Medvedev is the chairman of Gazprom, the state-owned energy giant with market capitalization of $345 billion, which supplies over 30 percent of Europe's gas needs. Russia has announced that its strategic goal is to reach capitalization of $1 trillion in seven to ten years, making Gazprom the largest company on Earth. Russia will not be able to accomplish this by permanently alienating its energy customers in Europe and elsewhere, so Russia's confrontational foreign policy will be somewhat limited by the nature of its energy exports. Yet Medvedev announced that Russia will not sell subsidized gas to its neighbors and presided over the cut-offs of gas supply to Ukraine, Georgia, and Belarus.
The New Broom
The rule of thumb is that each regime in Russia is very different from its predecessor. There are discontinuities in each. Thus, Gorbachev's reign was different than Brezhnev's, Yeltsin's was different than Gorbachev's, and Putin's rule is different than Yeltsin's. Gorbachev, Yeltsin, and Putin all "campaigned" as the antitheses of their predecessors. Medvedev, on the other hand, is Putin's "official" heir and will find it impossible to shed his boss's control and vision even if he wants to.
First, there are personal promises to keep, especially as far as Putin's prime ministership and other personnel issues are concerned and especially in the first presidential term. Second, Medvedev, lacking a KGB, military, or other security service background, may have a hard time establishing his control over the levers of power and, therefore, need Putin's continued support.

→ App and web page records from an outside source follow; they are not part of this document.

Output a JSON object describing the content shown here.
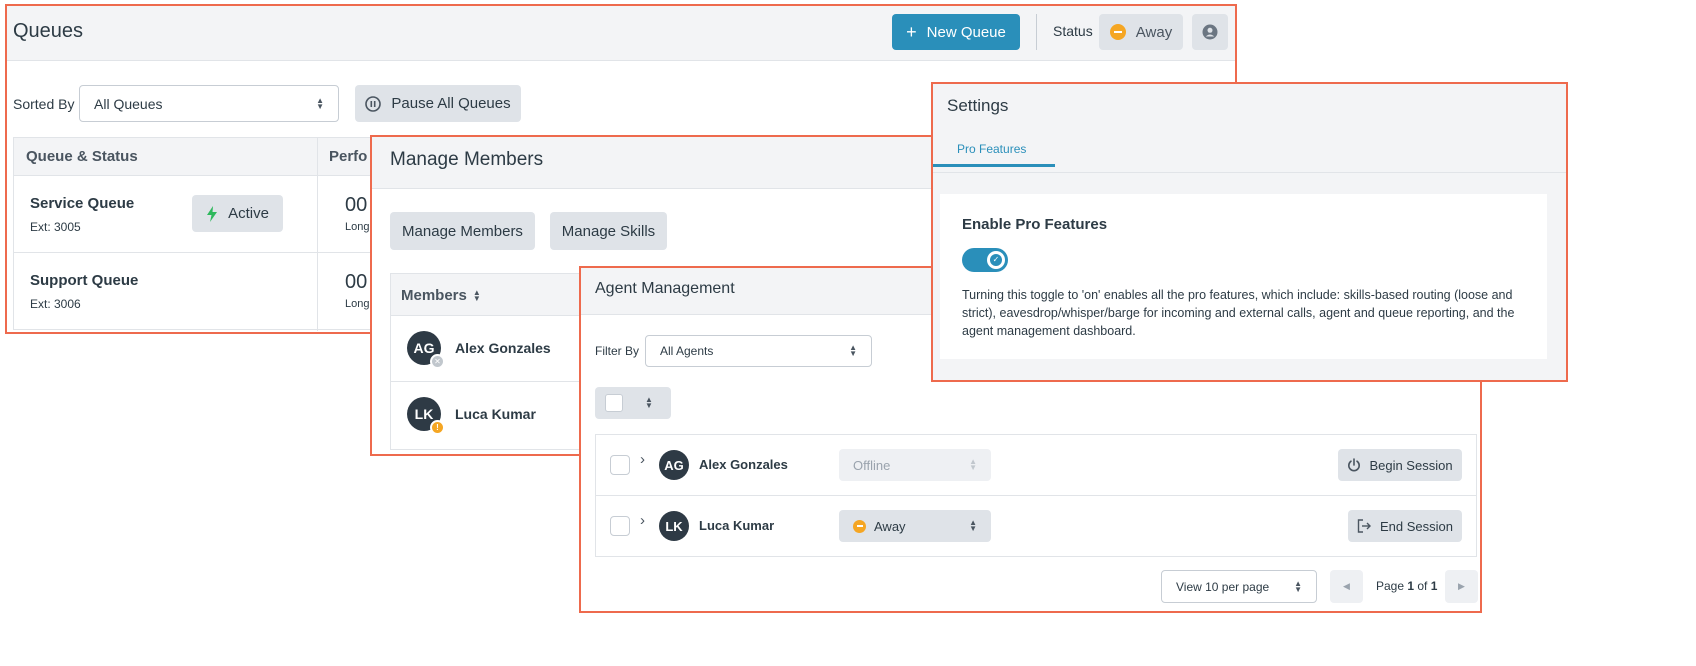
{
  "queues": {
    "title": "Queues",
    "new_queue_label": "New Queue",
    "status_label": "Status",
    "status_value": "Away",
    "sorted_by_label": "Sorted By",
    "sort_select": "All Queues",
    "pause_all_label": "Pause All Queues",
    "col_queue_status": "Queue & Status",
    "col_performance": "Perfo",
    "rows": [
      {
        "name": "Service Queue",
        "ext": "Ext: 3005",
        "status": "Active",
        "metric": "00",
        "metric_label": "Long"
      },
      {
        "name": "Support Queue",
        "ext": "Ext: 3006",
        "metric": "00",
        "metric_label": "Long"
      }
    ]
  },
  "members": {
    "title": "Manage Members",
    "tab_manage_members": "Manage Members",
    "tab_manage_skills": "Manage Skills",
    "col_members": "Members",
    "rows": [
      {
        "initials": "AG",
        "name": "Alex Gonzales"
      },
      {
        "initials": "LK",
        "name": "Luca Kumar"
      }
    ]
  },
  "agents": {
    "title": "Agent Management",
    "filter_label": "Filter By",
    "filter_value": "All Agents",
    "rows": [
      {
        "initials": "AG",
        "name": "Alex Gonzales",
        "status": "Offline",
        "action": "Begin Session"
      },
      {
        "initials": "LK",
        "name": "Luca Kumar",
        "status": "Away",
        "action": "End Session"
      }
    ],
    "per_page": "View 10 per page",
    "page_prefix": "Page ",
    "page_current": "1",
    "page_of": " of ",
    "page_total": "1"
  },
  "settings": {
    "title": "Settings",
    "tab": "Pro Features",
    "card_title": "Enable Pro Features",
    "toggle_on": true,
    "description": "Turning this toggle to 'on' enables all the pro features, which include: skills-based routing (loose and strict), eavesdrop/whisper/barge for incoming and external calls, agent and queue reporting, and the agent management dashboard."
  },
  "colors": {
    "accent": "#2a8fba",
    "panel_border": "#ee6a4d",
    "away": "#f5a623",
    "active_bolt": "#2eb85c"
  }
}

But even if Medvedev ever, for some reason, stands on his own two feet, he must remember that public opinion in Russia and the USSR has always been unenthusiastic--to say the least--toward weak leaders: Nicholas II, Georgii Malenkov, Nikita Khrushchev, Mikhail Gorbachev, and Boris Yeltsin all are viewed with disdain by the majority of Russians, while "strong leaders" such as Peter the Great, Catherine the Great, Alexander II and III, Putin, and even the monstrous Joseph Stalin and bumbling Brezhnev are viewed by many in a positive light. To succeed, Medvedev will need to show his mettle.

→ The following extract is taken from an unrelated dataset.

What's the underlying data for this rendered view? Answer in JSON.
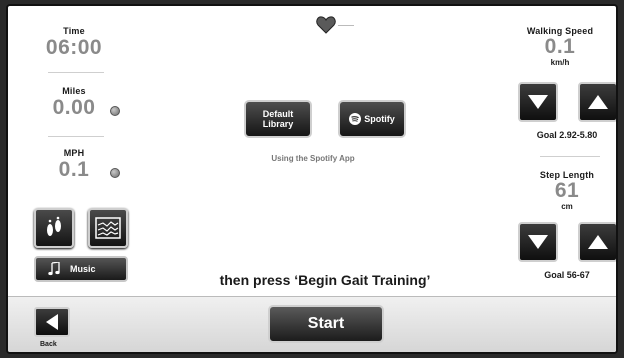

U.S.-Russian Agenda Cannot Be Delayed
The Medvedev-Putin transition should not slow down the work on the complex U.S.-Russian agenda. It requires that the two countries return to business after the dust of transition settles in the two countries in early 2009 or even before.
U.S.-Russian relations today are at an all-time low. The bilateral agenda includes the fight against proliferation of weapons of mass destruction, U.S. anti-ballistic missile deployment in Europe, restraining Iran's nuclear program, energy security, building democratic institutions in Russia, and many other issues.
The Bush Administration should give the Putin-Medvedev administration at least a 100-day grace period after Medvedev's inauguration--until September 2008--to sort out the transition. In the meantime, the U.S. should lay the groundwork for engaging Russia on important issues, for the benefit of the next U.S. President. Specifically, the U.S. should press forward with the next round of sanctions on Iran in the U.N. Security Council, where the Russian vote is crucial, and continue discussions over the Kosovo independence and negotiations on deployment of the missile defense interceptors in Europe.
Ariel Cohen, Ph.D., is Senior Research Fellow in Russian and Eurasian Studies and International Energy Security in the Douglas and Sarah Allison Center for Foreign Policy Studies, a division of the Kathryn and Shelby Cullom Davis Institute for International Studies, at The Heritage Foundation.